WORK INSTRUCTIONS: Go through the data below and repeat it exactly, skipping each picture.

GIVEN DATA:

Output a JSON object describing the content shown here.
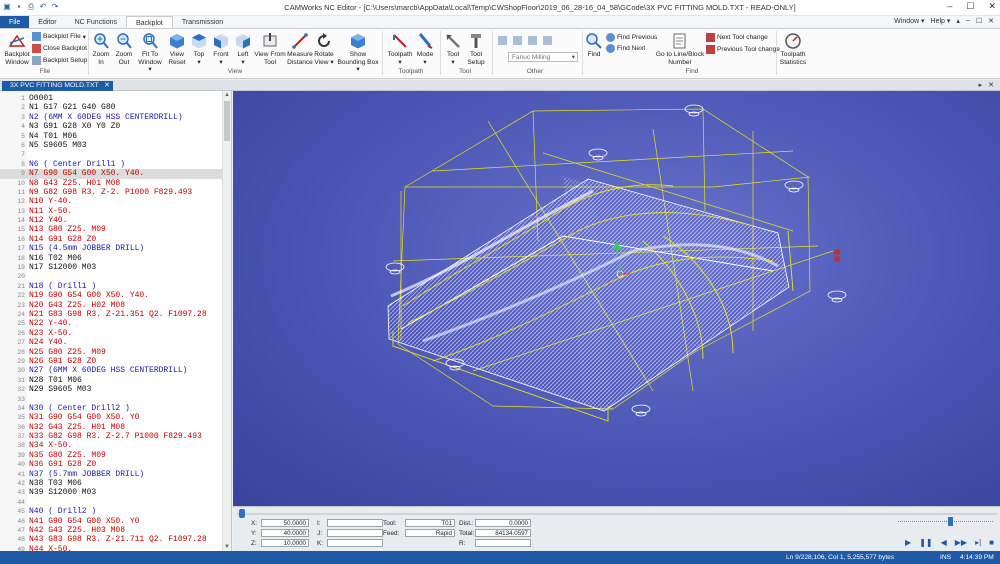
{
  "window": {
    "title": "CAMWorks NC Editor - [C:\\Users\\marcb\\AppData\\Local\\Temp\\CWShopFloor\\2019_06_28-16_04_58\\GCode\\3X PVC FITTING MOLD.TXT - READ-ONLY]",
    "menu_window": "Window",
    "menu_help": "Help",
    "minimize": "–",
    "maximize": "☐",
    "close": "✕"
  },
  "tabs": [
    "File",
    "Editor",
    "NC Functions",
    "Backplot",
    "Transmission"
  ],
  "ribbon": {
    "backplot_window": "Backplot\nWindow",
    "backplot_file": "Backplot File",
    "close_backplot": "Close Backplot",
    "backplot_setup": "Backplot Setup",
    "zoom_in": "Zoom\nIn",
    "zoom_out": "Zoom\nOut",
    "fit_to_window": "Fit To\nWindow",
    "view_reset": "View\nReset",
    "top": "Top",
    "front": "Front",
    "left": "Left",
    "view_from_tool": "View From\nTool",
    "measure_distance": "Measure\nDistance",
    "rotate_view": "Rotate\nView",
    "show_bounding_box": "Show\nBounding Box",
    "toolpath": "Toolpath",
    "mode": "Mode",
    "tool": "Tool",
    "tool_setup": "Tool\nSetup",
    "controller": "Fanuc Milling",
    "find": "Find",
    "find_previous": "Find Previous",
    "find_next": "Find Next",
    "goto_line": "Go to Line/Block\nNumber",
    "next_tool_change": "Next Tool change",
    "previous_tool_change": "Previous Tool change",
    "toolpath_statistics": "Toolpath\nStatistics",
    "groups": {
      "file": "File",
      "view": "View",
      "toolpath": "Toolpath",
      "tool": "Tool",
      "other": "Other",
      "find": "Find"
    }
  },
  "document_tab": "3X PVC FITTING MOLD.TXT",
  "editor": {
    "lines": [
      {
        "n": "1",
        "text": "O0001",
        "color": "black"
      },
      {
        "n": "2",
        "text": "N1 G17 G21 G40 G80",
        "color": "black"
      },
      {
        "n": "3",
        "text": "N2 (6MM X 60DEG HSS CENTERDRILL)",
        "color": "blue"
      },
      {
        "n": "4",
        "text": "N3 G91 G28 X0 Y0 Z0",
        "color": "black"
      },
      {
        "n": "5",
        "text": "N4 T01 M06",
        "color": "black"
      },
      {
        "n": "6",
        "text": "N5 S9605 M03",
        "color": "black"
      },
      {
        "n": "7",
        "text": "",
        "color": "black"
      },
      {
        "n": "8",
        "text": "N6 ( Center Drill1 )",
        "color": "blue"
      },
      {
        "n": "9",
        "text": "N7 G90 G54 G00 X50. Y40.",
        "color": "red",
        "highlight": true
      },
      {
        "n": "10",
        "text": "N8 G43 Z25. H01 M08",
        "color": "red"
      },
      {
        "n": "11",
        "text": "N9 G82 G98 R3. Z-2. P1000 F829.493",
        "color": "red"
      },
      {
        "n": "12",
        "text": "N10 Y-40.",
        "color": "red"
      },
      {
        "n": "13",
        "text": "N11 X-50.",
        "color": "red"
      },
      {
        "n": "14",
        "text": "N12 Y40.",
        "color": "red"
      },
      {
        "n": "15",
        "text": "N13 G80 Z25. M09",
        "color": "red"
      },
      {
        "n": "16",
        "text": "N14 G91 G28 Z0",
        "color": "red"
      },
      {
        "n": "17",
        "text": "N15 (4.5mm JOBBER DRILL)",
        "color": "blue"
      },
      {
        "n": "18",
        "text": "N16 T02 M06",
        "color": "black"
      },
      {
        "n": "19",
        "text": "N17 S12000 M03",
        "color": "black"
      },
      {
        "n": "20",
        "text": "",
        "color": "black"
      },
      {
        "n": "21",
        "text": "N18 ( Drill1 )",
        "color": "blue"
      },
      {
        "n": "22",
        "text": "N19 G90 G54 G00 X50. Y40.",
        "color": "red"
      },
      {
        "n": "23",
        "text": "N20 G43 Z25. H02 M08",
        "color": "red"
      },
      {
        "n": "24",
        "text": "N21 G83 G98 R3. Z-21.351 Q2. F1097.28",
        "color": "red"
      },
      {
        "n": "25",
        "text": "N22 Y-40.",
        "color": "red"
      },
      {
        "n": "26",
        "text": "N23 X-50.",
        "color": "red"
      },
      {
        "n": "27",
        "text": "N24 Y40.",
        "color": "red"
      },
      {
        "n": "28",
        "text": "N25 G80 Z25. M09",
        "color": "red"
      },
      {
        "n": "29",
        "text": "N26 G91 G28 Z0",
        "color": "red"
      },
      {
        "n": "30",
        "text": "N27 (6MM X 60DEG HSS CENTERDRILL)",
        "color": "blue"
      },
      {
        "n": "31",
        "text": "N28 T01 M06",
        "color": "black"
      },
      {
        "n": "32",
        "text": "N29 S9605 M03",
        "color": "black"
      },
      {
        "n": "33",
        "text": "",
        "color": "black"
      },
      {
        "n": "34",
        "text": "N30 ( Center Drill2 )",
        "color": "blue"
      },
      {
        "n": "35",
        "text": "N31 G90 G54 G00 X50. Y0",
        "color": "red"
      },
      {
        "n": "36",
        "text": "N32 G43 Z25. H01 M08",
        "color": "red"
      },
      {
        "n": "37",
        "text": "N33 G82 G98 R3. Z-2.7 P1000 F829.493",
        "color": "red"
      },
      {
        "n": "38",
        "text": "N34 X-50.",
        "color": "red"
      },
      {
        "n": "39",
        "text": "N35 G80 Z25. M09",
        "color": "red"
      },
      {
        "n": "40",
        "text": "N36 G91 G28 Z0",
        "color": "red"
      },
      {
        "n": "41",
        "text": "N37 (5.7mm JOBBER DRILL)",
        "color": "blue"
      },
      {
        "n": "42",
        "text": "N38 T03 M06",
        "color": "black"
      },
      {
        "n": "43",
        "text": "N39 S12000 M03",
        "color": "black"
      },
      {
        "n": "44",
        "text": "",
        "color": "black"
      },
      {
        "n": "45",
        "text": "N40 ( Drill2 )",
        "color": "blue"
      },
      {
        "n": "46",
        "text": "N41 G90 G54 G00 X50. Y0",
        "color": "red"
      },
      {
        "n": "47",
        "text": "N42 G43 Z25. H03 M08",
        "color": "red"
      },
      {
        "n": "48",
        "text": "N43 G83 G98 R3. Z-21.711 Q2. F1097.28",
        "color": "red"
      },
      {
        "n": "49",
        "text": "N44 X-50.",
        "color": "red"
      }
    ]
  },
  "backplot": {
    "x_label": "X:",
    "x_value": "50.0000",
    "y_label": "Y:",
    "y_value": "40.0000",
    "z_label": "Z:",
    "z_value": "10.0000",
    "i_label": "I:",
    "j_label": "J:",
    "k_label": "K:",
    "tool_label": "Tool:",
    "tool_value": "T01",
    "feed_label": "Feed:",
    "feed_value": "Rapid",
    "dist_label": "Dist.:",
    "dist_value": "0.0000",
    "total_label": "Total:",
    "total_value": "84134.0597",
    "r_label": "R:"
  },
  "status": {
    "position": "Ln 9/228,106, Col 1, 5,255,577 bytes",
    "mode": "INS",
    "time": "4:14:39 PM"
  },
  "colors": {
    "accent": "#1f5aa6",
    "viewport": "#4b55b4",
    "toolpath": "#e8e21a",
    "mesh": "#ffffff",
    "code_red": "#c00000",
    "code_blue": "#1a1aa8"
  }
}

SOLUTION FOR THIS TASK:
Output a JSON object describing the content shown here.
{
  "window": {
    "title": "CAMWorks NC Editor - [C:\\Users\\marcb\\AppData\\Local\\Temp\\CWShopFloor\\2019_06_28-16_04_58\\GCode\\3X PVC FITTING MOLD.TXT - READ-ONLY]",
    "menu_window": "Window",
    "menu_help": "Help",
    "minimize": "–",
    "maximize": "☐",
    "close": "✕"
  },
  "tabs": [
    "File",
    "Editor",
    "NC Functions",
    "Backplot",
    "Transmission"
  ],
  "ribbon": {
    "backplot_window": "Backplot\nWindow",
    "backplot_file": "Backplot File",
    "close_backplot": "Close Backplot",
    "backplot_setup": "Backplot Setup",
    "zoom_in": "Zoom\nIn",
    "zoom_out": "Zoom\nOut",
    "fit_to_window": "Fit To\nWindow",
    "view_reset": "View\nReset",
    "top": "Top",
    "front": "Front",
    "left": "Left",
    "view_from_tool": "View From\nTool",
    "measure_distance": "Measure\nDistance",
    "rotate_view": "Rotate\nView",
    "show_bounding_box": "Show\nBounding Box",
    "toolpath": "Toolpath",
    "mode": "Mode",
    "tool": "Tool",
    "tool_setup": "Tool\nSetup",
    "controller": "Fanuc Milling",
    "find": "Find",
    "find_previous": "Find Previous",
    "find_next": "Find Next",
    "goto_line": "Go to Line/Block\nNumber",
    "next_tool_change": "Next Tool change",
    "previous_tool_change": "Previous Tool change",
    "toolpath_statistics": "Toolpath\nStatistics",
    "groups": {
      "file": "File",
      "view": "View",
      "toolpath": "Toolpath",
      "tool": "Tool",
      "other": "Other",
      "find": "Find"
    }
  },
  "document_tab": "3X PVC FITTING MOLD.TXT",
  "editor": {
    "lines": [
      {
        "n": "1",
        "text": "O0001",
        "color": "black"
      },
      {
        "n": "2",
        "text": "N1 G17 G21 G40 G80",
        "color": "black"
      },
      {
        "n": "3",
        "text": "N2 (6MM X 60DEG HSS CENTERDRILL)",
        "color": "blue"
      },
      {
        "n": "4",
        "text": "N3 G91 G28 X0 Y0 Z0",
        "color": "black"
      },
      {
        "n": "5",
        "text": "N4 T01 M06",
        "color": "black"
      },
      {
        "n": "6",
        "text": "N5 S9605 M03",
        "color": "black"
      },
      {
        "n": "7",
        "text": "",
        "color": "black"
      },
      {
        "n": "8",
        "text": "N6 ( Center Drill1 )",
        "color": "blue"
      },
      {
        "n": "9",
        "text": "N7 G90 G54 G00 X50. Y40.",
        "color": "red",
        "highlight": true
      },
      {
        "n": "10",
        "text": "N8 G43 Z25. H01 M08",
        "color": "red"
      },
      {
        "n": "11",
        "text": "N9 G82 G98 R3. Z-2. P1000 F829.493",
        "color": "red"
      },
      {
        "n": "12",
        "text": "N10 Y-40.",
        "color": "red"
      },
      {
        "n": "13",
        "text": "N11 X-50.",
        "color": "red"
      },
      {
        "n": "14",
        "text": "N12 Y40.",
        "color": "red"
      },
      {
        "n": "15",
        "text": "N13 G80 Z25. M09",
        "color": "red"
      },
      {
        "n": "16",
        "text": "N14 G91 G28 Z0",
        "color": "red"
      },
      {
        "n": "17",
        "text": "N15 (4.5mm JOBBER DRILL)",
        "color": "blue"
      },
      {
        "n": "18",
        "text": "N16 T02 M06",
        "color": "black"
      },
      {
        "n": "19",
        "text": "N17 S12000 M03",
        "color": "black"
      },
      {
        "n": "20",
        "text": "",
        "color": "black"
      },
      {
        "n": "21",
        "text": "N18 ( Drill1 )",
        "color": "blue"
      },
      {
        "n": "22",
        "text": "N19 G90 G54 G00 X50. Y40.",
        "color": "red"
      },
      {
        "n": "23",
        "text": "N20 G43 Z25. H02 M08",
        "color": "red"
      },
      {
        "n": "24",
        "text": "N21 G83 G98 R3. Z-21.351 Q2. F1097.28",
        "color": "red"
      },
      {
        "n": "25",
        "text": "N22 Y-40.",
        "color": "red"
      },
      {
        "n": "26",
        "text": "N23 X-50.",
        "color": "red"
      },
      {
        "n": "27",
        "text": "N24 Y40.",
        "color": "red"
      },
      {
        "n": "28",
        "text": "N25 G80 Z25. M09",
        "color": "red"
      },
      {
        "n": "29",
        "text": "N26 G91 G28 Z0",
        "color": "red"
      },
      {
        "n": "30",
        "text": "N27 (6MM X 60DEG HSS CENTERDRILL)",
        "color": "blue"
      },
      {
        "n": "31",
        "text": "N28 T01 M06",
        "color": "black"
      },
      {
        "n": "32",
        "text": "N29 S9605 M03",
        "color": "black"
      },
      {
        "n": "33",
        "text": "",
        "color": "black"
      },
      {
        "n": "34",
        "text": "N30 ( Center Drill2 )",
        "color": "blue"
      },
      {
        "n": "35",
        "text": "N31 G90 G54 G00 X50. Y0",
        "color": "red"
      },
      {
        "n": "36",
        "text": "N32 G43 Z25. H01 M08",
        "color": "red"
      },
      {
        "n": "37",
        "text": "N33 G82 G98 R3. Z-2.7 P1000 F829.493",
        "color": "red"
      },
      {
        "n": "38",
        "text": "N34 X-50.",
        "color": "red"
      },
      {
        "n": "39",
        "text": "N35 G80 Z25. M09",
        "color": "red"
      },
      {
        "n": "40",
        "text": "N36 G91 G28 Z0",
        "color": "red"
      },
      {
        "n": "41",
        "text": "N37 (5.7mm JOBBER DRILL)",
        "color": "blue"
      },
      {
        "n": "42",
        "text": "N38 T03 M06",
        "color": "black"
      },
      {
        "n": "43",
        "text": "N39 S12000 M03",
        "color": "black"
      },
      {
        "n": "44",
        "text": "",
        "color": "black"
      },
      {
        "n": "45",
        "text": "N40 ( Drill2 )",
        "color": "blue"
      },
      {
        "n": "46",
        "text": "N41 G90 G54 G00 X50. Y0",
        "color": "red"
      },
      {
        "n": "47",
        "text": "N42 G43 Z25. H03 M08",
        "color": "red"
      },
      {
        "n": "48",
        "text": "N43 G83 G98 R3. Z-21.711 Q2. F1097.28",
        "color": "red"
      },
      {
        "n": "49",
        "text": "N44 X-50.",
        "color": "red"
      }
    ]
  },
  "backplot": {
    "x_label": "X:",
    "x_value": "50.0000",
    "y_label": "Y:",
    "y_value": "40.0000",
    "z_label": "Z:",
    "z_value": "10.0000",
    "i_label": "I:",
    "j_label": "J:",
    "k_label": "K:",
    "tool_label": "Tool:",
    "tool_value": "T01",
    "feed_label": "Feed:",
    "feed_value": "Rapid",
    "dist_label": "Dist.:",
    "dist_value": "0.0000",
    "total_label": "Total:",
    "total_value": "84134.0597",
    "r_label": "R:"
  },
  "status": {
    "position": "Ln 9/228,106, Col 1, 5,255,577 bytes",
    "mode": "INS",
    "time": "4:14:39 PM"
  },
  "colors": {
    "accent": "#1f5aa6",
    "viewport": "#4b55b4",
    "toolpath": "#e8e21a",
    "mesh": "#ffffff",
    "code_red": "#c00000",
    "code_blue": "#1a1aa8"
  }
}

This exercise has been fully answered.